Al-Sharq al-Awsat of London on the other hand says that Kurdish MP Fuad Masoum revealed that the ministry of the interior had been offered by al-Maliki to the Kurds in return for their giving up the foreign ministry. He said that the Kurds, however, declined, viewing Interior (sort of like the US Dept. of Homeland Security plus FBI) as a headache they did not want. He said the Kurds feared being accused of recruiting into the special police commandos members of the peshmerga militia. He also said that Interior is a mess, such that if the Kurds came in and reformed it, they would meet substantial resistance, but if they did not, they would be roundly criticized. He said they would have nothing to do with it. He said that the United Iraqi Alliance (Shiite religious parties) refused to relinquish the ministry of petroleum.
MP Rida Jawad Taqi, of the Supreme Council for Islamic Revolution in Iraq, told the paper that SCIRI might retain the ministry of the interior if the Iraqi Accord Front (fundamentalist Sunni) managed to get the ministry of defense, as an offset. He admitted that the ministers of defense and interior would have to be approved by all the major political blocs, as well as by the Americans.
Al-Hayat reports that 93 relatives of prominent Sunni politicians cooperating with the new political order have been assassinated during the past year.

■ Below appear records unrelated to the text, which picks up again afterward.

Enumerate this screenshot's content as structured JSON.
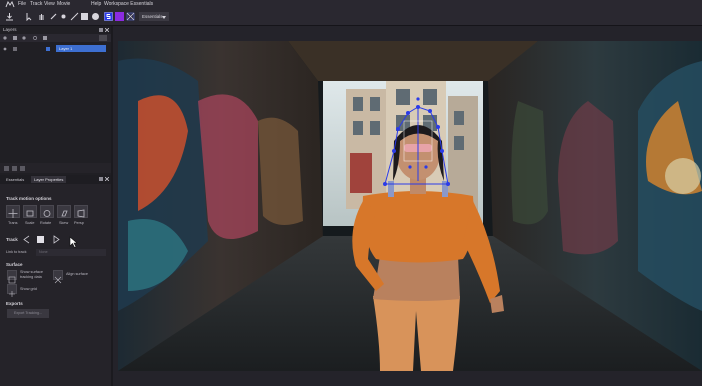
{
  "menu": {
    "items": [
      "File",
      "Track",
      "View",
      "Movie",
      "Help",
      "Workspace Essentials"
    ],
    "logo_icon": "mocha-logo-icon"
  },
  "toolbar": {
    "workspace_label": "Essentials",
    "icons": [
      "save-icon",
      "undo-icon",
      "select-icon",
      "hand-icon",
      "pen-icon",
      "spline-icon",
      "box-icon",
      "ellipse-icon",
      "s-icon",
      "color-swatch-icon",
      "transform-icon"
    ]
  },
  "layers_panel": {
    "title": "Layers",
    "layer_name": "Layer 1"
  },
  "tabs": [
    "Essentials",
    "Layer Properties"
  ],
  "track_motion": {
    "title": "Track motion options",
    "buttons": [
      "Trans",
      "Scale",
      "Rotate",
      "Skew",
      "Persp"
    ]
  },
  "track": {
    "label": "Track"
  },
  "link_to_track": {
    "label": "Link to track",
    "value": "None"
  },
  "surface": {
    "title": "Surface",
    "show_surface_label": "Show surface\ntracking data",
    "align_surface_label": "Align surface",
    "show_grid_label": "Show grid"
  },
  "exports": {
    "title": "Exports",
    "button_label": "Export Tracking..."
  },
  "colors": {
    "accent": "#3d6fd1",
    "tracking_points": "#2b3be8",
    "swatch_purple": "#8b2be0"
  }
}
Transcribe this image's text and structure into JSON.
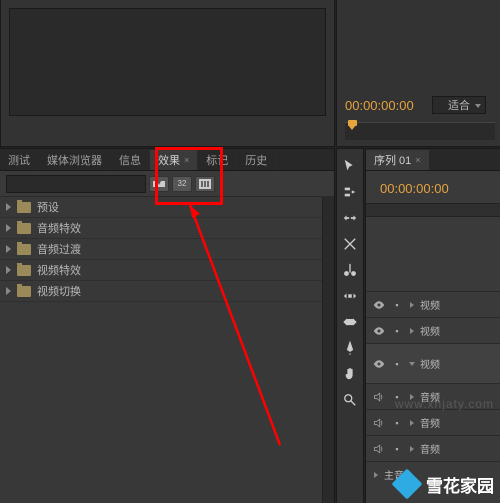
{
  "top": {
    "timecode": "00:00:00:00",
    "zoom_label": "适合"
  },
  "panel": {
    "tabs": [
      {
        "label": "测试"
      },
      {
        "label": "媒体浏览器"
      },
      {
        "label": "信息"
      },
      {
        "label": "效果"
      },
      {
        "label": "标记"
      },
      {
        "label": "历史"
      }
    ],
    "active_tab": "效果",
    "search_placeholder": "",
    "filter_32": "32",
    "tree": [
      {
        "label": "预设"
      },
      {
        "label": "音频特效"
      },
      {
        "label": "音频过渡"
      },
      {
        "label": "视频特效"
      },
      {
        "label": "视频切换"
      }
    ]
  },
  "sequence": {
    "tab_label": "序列 01",
    "timecode": "00:00:00:00",
    "tracks": [
      {
        "kind": "video",
        "label": "视频"
      },
      {
        "kind": "video",
        "label": "视频"
      },
      {
        "kind": "video_expanded",
        "label": "视频"
      },
      {
        "kind": "audio",
        "label": "音频"
      },
      {
        "kind": "audio",
        "label": "音频"
      },
      {
        "kind": "audio",
        "label": "音频"
      },
      {
        "kind": "master",
        "label": "主音"
      }
    ]
  },
  "watermark": {
    "url": "www.xhjaty.com",
    "brand": "雪花家园"
  },
  "icons": {
    "selection": "selection-tool",
    "track_select": "track-select-tool",
    "ripple": "ripple-edit-tool",
    "rolling": "rolling-edit-tool",
    "rate": "rate-stretch-tool",
    "razor": "razor-tool",
    "slip": "slip-tool",
    "slide": "slide-tool",
    "pen": "pen-tool",
    "hand": "hand-tool",
    "zoom": "zoom-tool"
  }
}
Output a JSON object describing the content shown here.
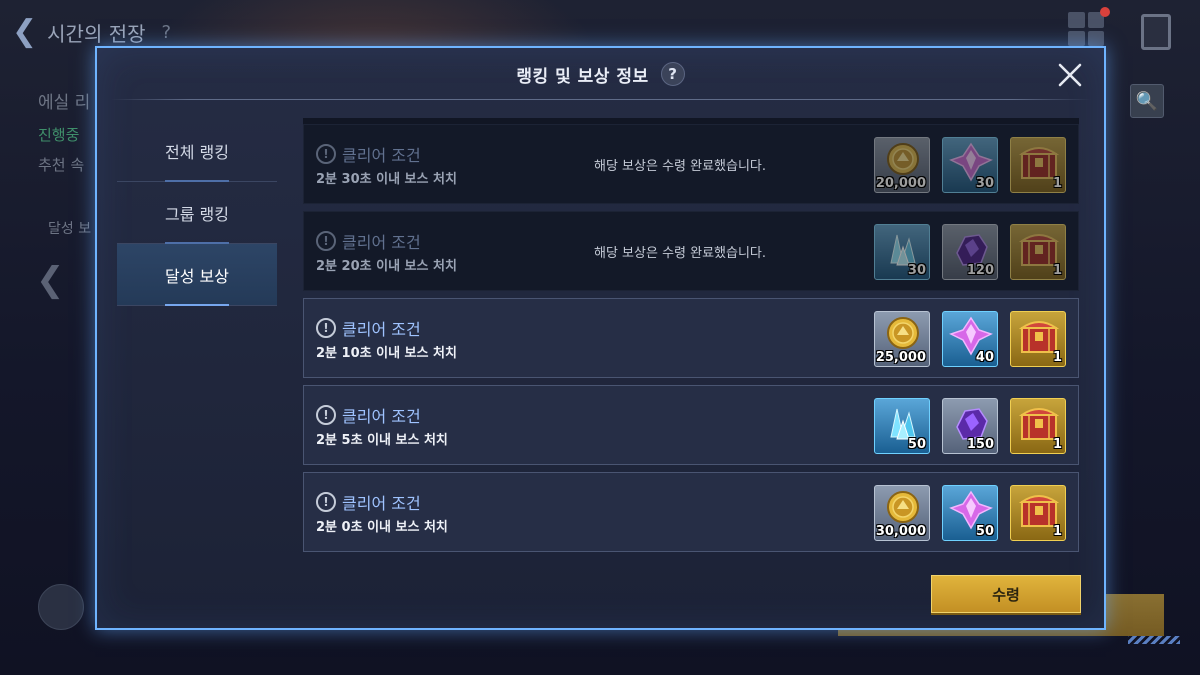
{
  "background": {
    "back_title": "시간의 전장",
    "help_glyph": "?",
    "side_title": "에실 리",
    "side_status": "진행중",
    "side_recommend": "추천 속",
    "side_tab": "달성 보",
    "search_glyph": "🔍"
  },
  "modal": {
    "title": "랭킹 및 보상 정보",
    "help_glyph": "?",
    "tabs": [
      {
        "label": "전체 랭킹",
        "active": false
      },
      {
        "label": "그룹 랭킹",
        "active": false
      },
      {
        "label": "달성 보상",
        "active": true
      }
    ],
    "rewards": [
      {
        "condition_label": "클리어 조건",
        "description": "2분 30초 이내 보스 처치",
        "status": "해당 보상은 수령 완료했습니다.",
        "claimed": true,
        "items": [
          {
            "icon": "gold-coin-icon",
            "frame": "gray",
            "qty": "20,000"
          },
          {
            "icon": "pink-crystal-icon",
            "frame": "blue",
            "qty": "30"
          },
          {
            "icon": "treasure-chest-icon",
            "frame": "gold",
            "qty": "1"
          }
        ]
      },
      {
        "condition_label": "클리어 조건",
        "description": "2분 20초 이내 보스 처치",
        "status": "해당 보상은 수령 완료했습니다.",
        "claimed": true,
        "items": [
          {
            "icon": "blue-shard-icon",
            "frame": "blue",
            "qty": "30"
          },
          {
            "icon": "purple-ore-icon",
            "frame": "gray",
            "qty": "120"
          },
          {
            "icon": "treasure-chest-icon",
            "frame": "gold",
            "qty": "1"
          }
        ]
      },
      {
        "condition_label": "클리어 조건",
        "description": "2분 10초 이내 보스 처치",
        "status": "",
        "claimed": false,
        "items": [
          {
            "icon": "gold-coin-icon",
            "frame": "gray",
            "qty": "25,000"
          },
          {
            "icon": "pink-crystal-icon",
            "frame": "blue",
            "qty": "40"
          },
          {
            "icon": "treasure-chest-icon",
            "frame": "gold",
            "qty": "1"
          }
        ]
      },
      {
        "condition_label": "클리어 조건",
        "description": "2분 5초 이내 보스 처치",
        "status": "",
        "claimed": false,
        "items": [
          {
            "icon": "blue-shard-icon",
            "frame": "blue",
            "qty": "50"
          },
          {
            "icon": "purple-ore-icon",
            "frame": "gray",
            "qty": "150"
          },
          {
            "icon": "treasure-chest-icon",
            "frame": "gold",
            "qty": "1"
          }
        ]
      },
      {
        "condition_label": "클리어 조건",
        "description": "2분 0초 이내 보스 처치",
        "status": "",
        "claimed": false,
        "items": [
          {
            "icon": "gold-coin-icon",
            "frame": "gray",
            "qty": "30,000"
          },
          {
            "icon": "pink-crystal-icon",
            "frame": "blue",
            "qty": "50"
          },
          {
            "icon": "treasure-chest-icon",
            "frame": "gold",
            "qty": "1"
          }
        ]
      }
    ],
    "claim_button": "수령"
  },
  "colors": {
    "modal_border": "#6fb4ff",
    "condition_text": "#9fc3ff",
    "claim_button": "#d4a632"
  }
}
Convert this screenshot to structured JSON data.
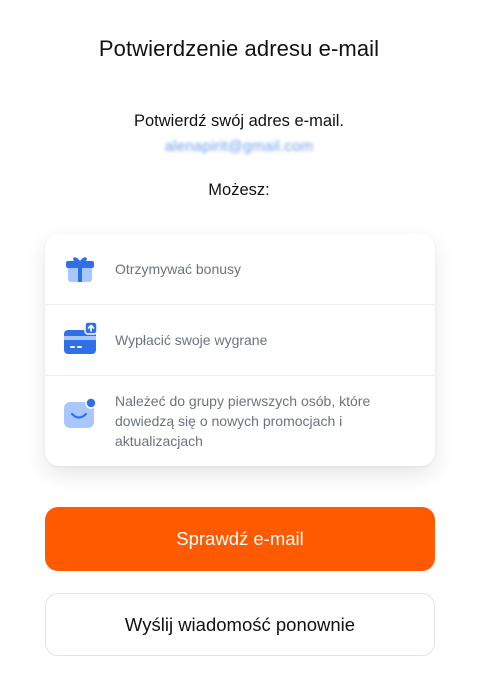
{
  "header": {
    "title": "Potwierdzenie adresu e-mail"
  },
  "confirmation": {
    "text": "Potwierdź swój adres e-mail.",
    "email": "alenapirit@gmail.com"
  },
  "benefits": {
    "heading": "Możesz:",
    "items": [
      {
        "icon": "gift-icon",
        "label": "Otrzymywać bonusy"
      },
      {
        "icon": "wallet-withdraw-icon",
        "label": "Wypłacić swoje wygrane"
      },
      {
        "icon": "notification-smile-icon",
        "label": "Należeć do grupy pierwszych osób, które dowiedzą się o nowych promocjach i aktualizacjach"
      }
    ]
  },
  "actions": {
    "check_email_label": "Sprawdź e-mail",
    "resend_label": "Wyślij wiadomość ponownie"
  },
  "colors": {
    "accent": "#ff5a00",
    "icon_blue": "#2f6fe8",
    "icon_light_blue": "#a9c7ff",
    "muted_text": "#6b7280"
  }
}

The sister of Iraqi Islamic Party leader Tariq al-Hashimi is only the most recent. Of course, relatives of politicians from other ethnic groups have also been killed in some numbers. The Sunnis are darkly hinting that the killing of their relatives is supported by a “regional power” (Iran) that has an interest in spreading ethnic unrest in Iraq. This charge is frankly ridiculous. Sunni Arab member of the Association of Muslim Scholars, Isam al-Rawi, accused al-Qaeda and Baath remnants of being behind the killings of Sunni Arab politicians and their families as punishment for coooperating with the new regime. He said some deaths were the work of rival non-Sunni militias. Al-Rawi is an honest man, far more honest than those who go all the way to Tehran to find a scapegoat. Most Sunni Arab politicians have reverted to depending heavily on kin members as bodyguards, since they trust them.